What you should do
Whenever the word "Частота" turns up in a line below, that line should be copied.

Element data from apps and pages
**********
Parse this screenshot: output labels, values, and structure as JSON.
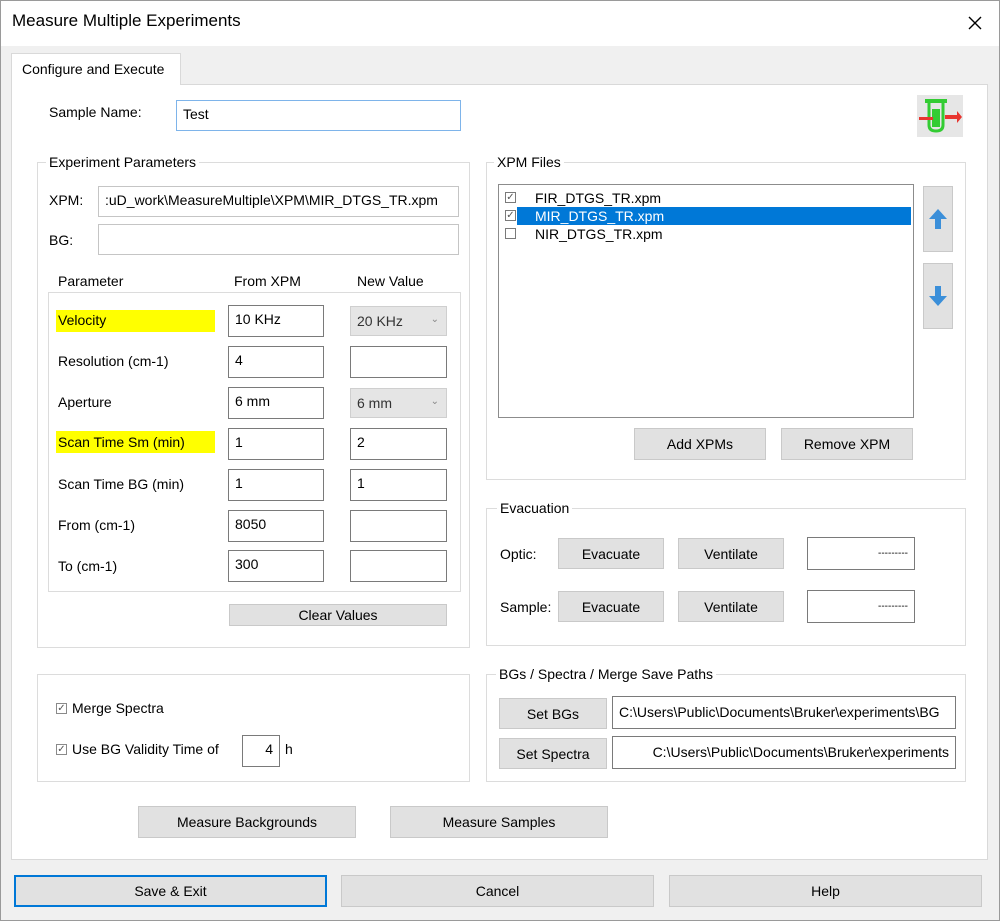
{
  "window": {
    "title": "Measure Multiple Experiments"
  },
  "tabs": [
    {
      "label": "Configure and Execute"
    }
  ],
  "sample": {
    "label": "Sample Name:",
    "value": "Test"
  },
  "experiment": {
    "group_title": "Experiment Parameters",
    "xpm_label": "XPM:",
    "xpm_value": ":uD_work\\MeasureMultiple\\XPM\\MIR_DTGS_TR.xpm",
    "bg_label": "BG:",
    "bg_value": "",
    "headers": {
      "parameter": "Parameter",
      "from": "From XPM",
      "new": "New Value"
    },
    "rows": [
      {
        "name": "Velocity",
        "from": "10 KHz",
        "new": "20 KHz"
      },
      {
        "name": "Resolution (cm-1)",
        "from": "4",
        "new": ""
      },
      {
        "name": "Aperture",
        "from": "6 mm",
        "new": "6 mm"
      },
      {
        "name": "Scan Time Sm (min)",
        "from": "1",
        "new": "2"
      },
      {
        "name": "Scan Time BG (min)",
        "from": "1",
        "new": "1"
      },
      {
        "name": "From (cm-1)",
        "from": "8050",
        "new": ""
      },
      {
        "name": "To (cm-1)",
        "from": "300",
        "new": ""
      }
    ],
    "clear_label": "Clear Values"
  },
  "xpm_files": {
    "group_title": "XPM Files",
    "items": [
      {
        "name": "FIR_DTGS_TR.xpm",
        "checked": true
      },
      {
        "name": "MIR_DTGS_TR.xpm",
        "checked": true
      },
      {
        "name": "NIR_DTGS_TR.xpm",
        "checked": false
      }
    ],
    "add_label": "Add XPMs",
    "remove_label": "Remove XPM"
  },
  "evacuation": {
    "group_title": "Evacuation",
    "optic_label": "Optic:",
    "sample_label": "Sample:",
    "evacuate_label": "Evacuate",
    "ventilate_label": "Ventilate",
    "optic_status": "---------",
    "sample_status": "---------"
  },
  "options": {
    "merge_label": "Merge Spectra",
    "validity_label": "Use BG Validity Time of",
    "validity_value": "4",
    "validity_unit": "h"
  },
  "paths": {
    "group_title": "BGs / Spectra / Merge Save Paths",
    "set_bgs_label": "Set BGs",
    "bgs_path": "C:\\Users\\Public\\Documents\\Bruker\\experiments\\BG",
    "set_spectra_label": "Set Spectra",
    "spectra_path": "C:\\Users\\Public\\Documents\\Bruker\\experiments"
  },
  "actions": {
    "measure_bg_label": "Measure Backgrounds",
    "measure_samples_label": "Measure Samples"
  },
  "footer": {
    "save_label": "Save & Exit",
    "cancel_label": "Cancel",
    "help_label": "Help"
  },
  "colors": {
    "highlight": "#ffff00",
    "selection": "#0078d7",
    "arrow": "#3b8fd9",
    "icon_green": "#33cc33",
    "icon_red": "#e8352f"
  },
  "icons": {
    "close": "close-icon",
    "logo": "experiment-flask-icon",
    "up": "arrow-up-icon",
    "down": "arrow-down-icon"
  }
}
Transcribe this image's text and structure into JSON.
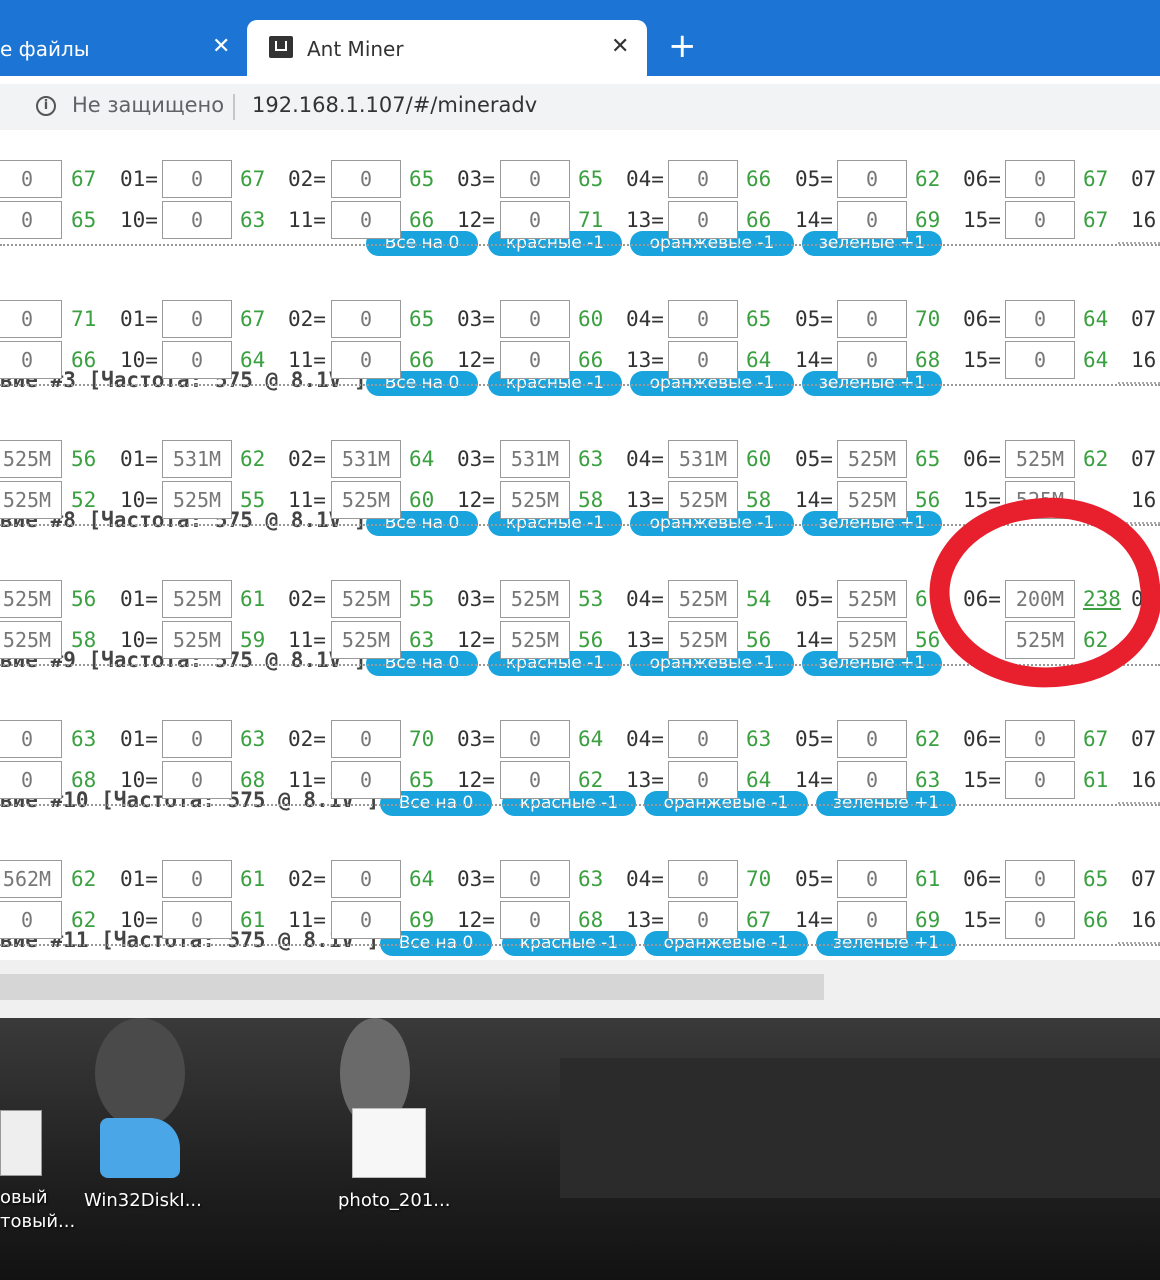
{
  "browser": {
    "tabs": [
      {
        "label": "е файлы"
      },
      {
        "label": "Ant Miner"
      }
    ],
    "close_glyph": "✕",
    "new_tab_glyph": "+",
    "security_label": "Не защищено",
    "url": "192.168.1.107/#/mineradv"
  },
  "buttons": {
    "all_zero": "Все на 0",
    "red_minus": "красные -1",
    "orange_minus": "оранжевые -1",
    "green_plus": "зеленые +1"
  },
  "sections": [
    {
      "title": "",
      "rows": [
        {
          "lead_value": "0",
          "lead_temp": "67",
          "cells": [
            {
              "label": "01=",
              "value": "0",
              "temp": "67"
            },
            {
              "label": "02=",
              "value": "0",
              "temp": "65"
            },
            {
              "label": "03=",
              "value": "0",
              "temp": "65"
            },
            {
              "label": "04=",
              "value": "0",
              "temp": "66"
            },
            {
              "label": "05=",
              "value": "0",
              "temp": "62"
            },
            {
              "label": "06=",
              "value": "0",
              "temp": "67"
            }
          ],
          "tail_label": "07"
        },
        {
          "lead_value": "0",
          "lead_temp": "65",
          "cells": [
            {
              "label": "10=",
              "value": "0",
              "temp": "63"
            },
            {
              "label": "11=",
              "value": "0",
              "temp": "66"
            },
            {
              "label": "12=",
              "value": "0",
              "temp": "71"
            },
            {
              "label": "13=",
              "value": "0",
              "temp": "66"
            },
            {
              "label": "14=",
              "value": "0",
              "temp": "69"
            },
            {
              "label": "15=",
              "value": "0",
              "temp": "67"
            }
          ],
          "tail_label": "16"
        }
      ]
    },
    {
      "title": "вие #3 [Частота: 575 @ 8.1V ]",
      "rows": [
        {
          "lead_value": "0",
          "lead_temp": "71",
          "cells": [
            {
              "label": "01=",
              "value": "0",
              "temp": "67"
            },
            {
              "label": "02=",
              "value": "0",
              "temp": "65"
            },
            {
              "label": "03=",
              "value": "0",
              "temp": "60"
            },
            {
              "label": "04=",
              "value": "0",
              "temp": "65"
            },
            {
              "label": "05=",
              "value": "0",
              "temp": "70"
            },
            {
              "label": "06=",
              "value": "0",
              "temp": "64"
            }
          ],
          "tail_label": "07"
        },
        {
          "lead_value": "0",
          "lead_temp": "66",
          "cells": [
            {
              "label": "10=",
              "value": "0",
              "temp": "64"
            },
            {
              "label": "11=",
              "value": "0",
              "temp": "66"
            },
            {
              "label": "12=",
              "value": "0",
              "temp": "66"
            },
            {
              "label": "13=",
              "value": "0",
              "temp": "64"
            },
            {
              "label": "14=",
              "value": "0",
              "temp": "68"
            },
            {
              "label": "15=",
              "value": "0",
              "temp": "64"
            }
          ],
          "tail_label": "16"
        }
      ]
    },
    {
      "title": "вие #8 [Частота: 575 @ 8.1V ]",
      "rows": [
        {
          "lead_value": "525M",
          "lead_temp": "56",
          "cells": [
            {
              "label": "01=",
              "value": "531M",
              "temp": "62"
            },
            {
              "label": "02=",
              "value": "531M",
              "temp": "64"
            },
            {
              "label": "03=",
              "value": "531M",
              "temp": "63"
            },
            {
              "label": "04=",
              "value": "531M",
              "temp": "60"
            },
            {
              "label": "05=",
              "value": "525M",
              "temp": "65"
            },
            {
              "label": "06=",
              "value": "525M",
              "temp": "62"
            }
          ],
          "tail_label": "07"
        },
        {
          "lead_value": "525M",
          "lead_temp": "52",
          "cells": [
            {
              "label": "10=",
              "value": "525M",
              "temp": "55"
            },
            {
              "label": "11=",
              "value": "525M",
              "temp": "60"
            },
            {
              "label": "12=",
              "value": "525M",
              "temp": "58"
            },
            {
              "label": "13=",
              "value": "525M",
              "temp": "58"
            },
            {
              "label": "14=",
              "value": "525M",
              "temp": "56"
            },
            {
              "label": "15=",
              "value": "525M",
              "temp": ""
            }
          ],
          "tail_label": "16"
        }
      ]
    },
    {
      "title": "вие #9 [Частота: 575 @ 8.1V ]",
      "rows": [
        {
          "lead_value": "525M",
          "lead_temp": "56",
          "cells": [
            {
              "label": "01=",
              "value": "525M",
              "temp": "61"
            },
            {
              "label": "02=",
              "value": "525M",
              "temp": "55"
            },
            {
              "label": "03=",
              "value": "525M",
              "temp": "53"
            },
            {
              "label": "04=",
              "value": "525M",
              "temp": "54"
            },
            {
              "label": "05=",
              "value": "525M",
              "temp": "6"
            },
            {
              "label": "06=",
              "value": "200M",
              "temp": "238"
            }
          ],
          "tail_label": "0"
        },
        {
          "lead_value": "525M",
          "lead_temp": "58",
          "cells": [
            {
              "label": "10=",
              "value": "525M",
              "temp": "59"
            },
            {
              "label": "11=",
              "value": "525M",
              "temp": "63"
            },
            {
              "label": "12=",
              "value": "525M",
              "temp": "56"
            },
            {
              "label": "13=",
              "value": "525M",
              "temp": "56"
            },
            {
              "label": "14=",
              "value": "525M",
              "temp": "56"
            },
            {
              "label": "",
              "value": "525M",
              "temp": "62"
            }
          ],
          "tail_label": "1"
        }
      ]
    },
    {
      "title": "вие #10 [Частота: 575 @ 8.1V ]",
      "rows": [
        {
          "lead_value": "0",
          "lead_temp": "63",
          "cells": [
            {
              "label": "01=",
              "value": "0",
              "temp": "63"
            },
            {
              "label": "02=",
              "value": "0",
              "temp": "70"
            },
            {
              "label": "03=",
              "value": "0",
              "temp": "64"
            },
            {
              "label": "04=",
              "value": "0",
              "temp": "63"
            },
            {
              "label": "05=",
              "value": "0",
              "temp": "62"
            },
            {
              "label": "06=",
              "value": "0",
              "temp": "67"
            }
          ],
          "tail_label": "07"
        },
        {
          "lead_value": "0",
          "lead_temp": "68",
          "cells": [
            {
              "label": "10=",
              "value": "0",
              "temp": "68"
            },
            {
              "label": "11=",
              "value": "0",
              "temp": "65"
            },
            {
              "label": "12=",
              "value": "0",
              "temp": "62"
            },
            {
              "label": "13=",
              "value": "0",
              "temp": "64"
            },
            {
              "label": "14=",
              "value": "0",
              "temp": "63"
            },
            {
              "label": "15=",
              "value": "0",
              "temp": "61"
            }
          ],
          "tail_label": "16"
        }
      ]
    },
    {
      "title": "вие #11 [Частота: 575 @ 8.1V ]",
      "rows": [
        {
          "lead_value": "562M",
          "lead_temp": "62",
          "cells": [
            {
              "label": "01=",
              "value": "0",
              "temp": "61"
            },
            {
              "label": "02=",
              "value": "0",
              "temp": "64"
            },
            {
              "label": "03=",
              "value": "0",
              "temp": "63"
            },
            {
              "label": "04=",
              "value": "0",
              "temp": "70"
            },
            {
              "label": "05=",
              "value": "0",
              "temp": "61"
            },
            {
              "label": "06=",
              "value": "0",
              "temp": "65"
            }
          ],
          "tail_label": "07"
        },
        {
          "lead_value": "0",
          "lead_temp": "62",
          "cells": [
            {
              "label": "10=",
              "value": "0",
              "temp": "61"
            },
            {
              "label": "11=",
              "value": "0",
              "temp": "69"
            },
            {
              "label": "12=",
              "value": "0",
              "temp": "68"
            },
            {
              "label": "13=",
              "value": "0",
              "temp": "67"
            },
            {
              "label": "14=",
              "value": "0",
              "temp": "69"
            },
            {
              "label": "15=",
              "value": "0",
              "temp": "66"
            }
          ],
          "tail_label": "16"
        }
      ]
    }
  ],
  "desktop": {
    "icons": [
      {
        "label": "овый\nтовый..."
      },
      {
        "label": "Win32DiskI..."
      },
      {
        "label": "photo_201..."
      }
    ]
  },
  "colors": {
    "tab_bar": "#1c74d4",
    "pill": "#19a4dd",
    "temp_green": "#3aa040",
    "annotation_red": "#e8202e"
  }
}
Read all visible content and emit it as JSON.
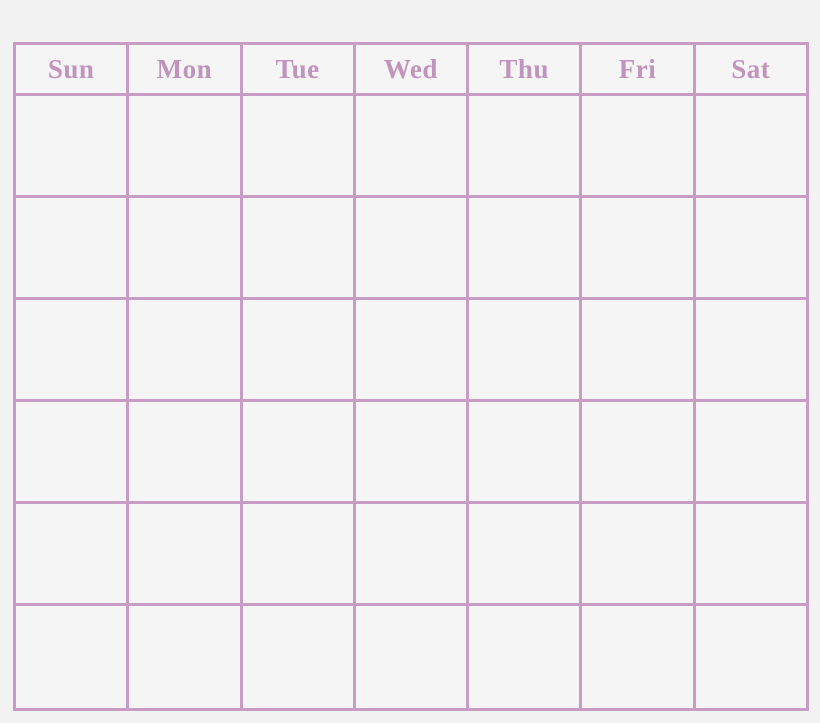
{
  "page": {
    "title": "Blank Monthly Calendar Grid",
    "background_color": "#f2f2f2"
  },
  "calendar": {
    "grid_line_color": "#c89cc4",
    "cell_background_color": "#f5f5f5",
    "header_text_color": "#c194bd",
    "columns": 7,
    "body_rows": 6,
    "day_headers": [
      {
        "label": "Sun"
      },
      {
        "label": "Mon"
      },
      {
        "label": "Tue"
      },
      {
        "label": "Wed"
      },
      {
        "label": "Thu"
      },
      {
        "label": "Fri"
      },
      {
        "label": "Sat"
      }
    ],
    "weeks": [
      {
        "days": [
          {
            "label": ""
          },
          {
            "label": ""
          },
          {
            "label": ""
          },
          {
            "label": ""
          },
          {
            "label": ""
          },
          {
            "label": ""
          },
          {
            "label": ""
          }
        ]
      },
      {
        "days": [
          {
            "label": ""
          },
          {
            "label": ""
          },
          {
            "label": ""
          },
          {
            "label": ""
          },
          {
            "label": ""
          },
          {
            "label": ""
          },
          {
            "label": ""
          }
        ]
      },
      {
        "days": [
          {
            "label": ""
          },
          {
            "label": ""
          },
          {
            "label": ""
          },
          {
            "label": ""
          },
          {
            "label": ""
          },
          {
            "label": ""
          },
          {
            "label": ""
          }
        ]
      },
      {
        "days": [
          {
            "label": ""
          },
          {
            "label": ""
          },
          {
            "label": ""
          },
          {
            "label": ""
          },
          {
            "label": ""
          },
          {
            "label": ""
          },
          {
            "label": ""
          }
        ]
      },
      {
        "days": [
          {
            "label": ""
          },
          {
            "label": ""
          },
          {
            "label": ""
          },
          {
            "label": ""
          },
          {
            "label": ""
          },
          {
            "label": ""
          },
          {
            "label": ""
          }
        ]
      },
      {
        "days": [
          {
            "label": ""
          },
          {
            "label": ""
          },
          {
            "label": ""
          },
          {
            "label": ""
          },
          {
            "label": ""
          },
          {
            "label": ""
          },
          {
            "label": ""
          }
        ]
      }
    ]
  }
}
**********
Exercise result
      "title": "вие #3 [Частота: 575 @ 8.1V ]",
      "title": "вие #8 [Частота: 575 @ 8.1V ]",
      "title": "вие #9 [Частота: 575 @ 8.1V ]",
      "title": "вие #10 [Частота: 575 @ 8.1V ]",
      "title": "вие #11 [Частота: 575 @ 8.1V ]",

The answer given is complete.